(Data records for software interfaces)

--------------------------------------------------

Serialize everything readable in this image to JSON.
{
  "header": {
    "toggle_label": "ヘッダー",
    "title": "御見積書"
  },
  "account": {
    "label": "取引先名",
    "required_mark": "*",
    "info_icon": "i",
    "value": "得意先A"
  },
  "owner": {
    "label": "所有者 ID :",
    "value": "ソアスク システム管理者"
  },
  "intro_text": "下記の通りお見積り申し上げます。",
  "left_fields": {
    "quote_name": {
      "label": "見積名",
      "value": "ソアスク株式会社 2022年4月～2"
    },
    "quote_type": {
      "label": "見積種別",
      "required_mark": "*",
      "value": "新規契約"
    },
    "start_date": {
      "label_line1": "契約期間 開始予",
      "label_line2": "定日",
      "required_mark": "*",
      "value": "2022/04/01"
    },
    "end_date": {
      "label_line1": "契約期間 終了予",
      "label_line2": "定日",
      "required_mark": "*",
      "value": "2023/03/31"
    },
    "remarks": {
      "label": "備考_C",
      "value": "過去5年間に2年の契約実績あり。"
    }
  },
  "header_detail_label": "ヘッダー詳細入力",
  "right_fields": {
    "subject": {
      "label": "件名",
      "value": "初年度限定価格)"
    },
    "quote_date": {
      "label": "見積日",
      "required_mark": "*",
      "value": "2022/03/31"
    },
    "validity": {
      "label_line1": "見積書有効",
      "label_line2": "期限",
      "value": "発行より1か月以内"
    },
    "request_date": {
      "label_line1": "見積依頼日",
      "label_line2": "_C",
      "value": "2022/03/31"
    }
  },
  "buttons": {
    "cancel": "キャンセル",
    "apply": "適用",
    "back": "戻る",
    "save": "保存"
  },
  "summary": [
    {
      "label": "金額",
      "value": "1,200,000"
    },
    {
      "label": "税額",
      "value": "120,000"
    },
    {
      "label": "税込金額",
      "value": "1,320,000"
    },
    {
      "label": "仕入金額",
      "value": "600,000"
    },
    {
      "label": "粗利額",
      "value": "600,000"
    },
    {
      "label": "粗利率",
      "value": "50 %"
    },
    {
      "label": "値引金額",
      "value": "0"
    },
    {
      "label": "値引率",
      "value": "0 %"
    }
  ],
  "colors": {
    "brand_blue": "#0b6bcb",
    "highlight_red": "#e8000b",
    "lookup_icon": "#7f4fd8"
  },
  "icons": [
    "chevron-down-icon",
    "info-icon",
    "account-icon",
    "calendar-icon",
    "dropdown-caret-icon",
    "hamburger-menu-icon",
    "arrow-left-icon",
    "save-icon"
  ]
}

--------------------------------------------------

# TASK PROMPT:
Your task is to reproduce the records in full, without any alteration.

# SOLUTION FOR THIS PROBLEM:
Serialize everything readable in this image to JSON.
{
  "header": {
    "toggle_label": "ヘッダー",
    "title": "御見積書"
  },
  "account": {
    "label": "取引先名",
    "required_mark": "*",
    "info_icon": "i",
    "value": "得意先A"
  },
  "owner": {
    "label": "所有者 ID :",
    "value": "ソアスク システム管理者"
  },
  "intro_text": "下記の通りお見積り申し上げます。",
  "left_fields": {
    "quote_name": {
      "label": "見積名",
      "value": "ソアスク株式会社 2022年4月～2"
    },
    "quote_type": {
      "label": "見積種別",
      "required_mark": "*",
      "value": "新規契約"
    },
    "start_date": {
      "label_line1": "契約期間 開始予",
      "label_line2": "定日",
      "required_mark": "*",
      "value": "2022/04/01"
    },
    "end_date": {
      "label_line1": "契約期間 終了予",
      "label_line2": "定日",
      "required_mark": "*",
      "value": "2023/03/31"
    },
    "remarks": {
      "label": "備考_C",
      "value": "過去5年間に2年の契約実績あり。"
    }
  },
  "header_detail_label": "ヘッダー詳細入力",
  "right_fields": {
    "subject": {
      "label": "件名",
      "value": "初年度限定価格)"
    },
    "quote_date": {
      "label": "見積日",
      "required_mark": "*",
      "value": "2022/03/31"
    },
    "validity": {
      "label_line1": "見積書有効",
      "label_line2": "期限",
      "value": "発行より1か月以内"
    },
    "request_date": {
      "label_line1": "見積依頼日",
      "label_line2": "_C",
      "value": "2022/03/31"
    }
  },
  "buttons": {
    "cancel": "キャンセル",
    "apply": "適用",
    "back": "戻る",
    "save": "保存"
  },
  "summary": [
    {
      "label": "金額",
      "value": "1,200,000"
    },
    {
      "label": "税額",
      "value": "120,000"
    },
    {
      "label": "税込金額",
      "value": "1,320,000"
    },
    {
      "label": "仕入金額",
      "value": "600,000"
    },
    {
      "label": "粗利額",
      "value": "600,000"
    },
    {
      "label": "粗利率",
      "value": "50 %"
    },
    {
      "label": "値引金額",
      "value": "0"
    },
    {
      "label": "値引率",
      "value": "0 %"
    }
  ],
  "colors": {
    "brand_blue": "#0b6bcb",
    "highlight_red": "#e8000b",
    "lookup_icon": "#7f4fd8"
  },
  "icons": [
    "chevron-down-icon",
    "info-icon",
    "account-icon",
    "calendar-icon",
    "dropdown-caret-icon",
    "hamburger-menu-icon",
    "arrow-left-icon",
    "save-icon"
  ]
}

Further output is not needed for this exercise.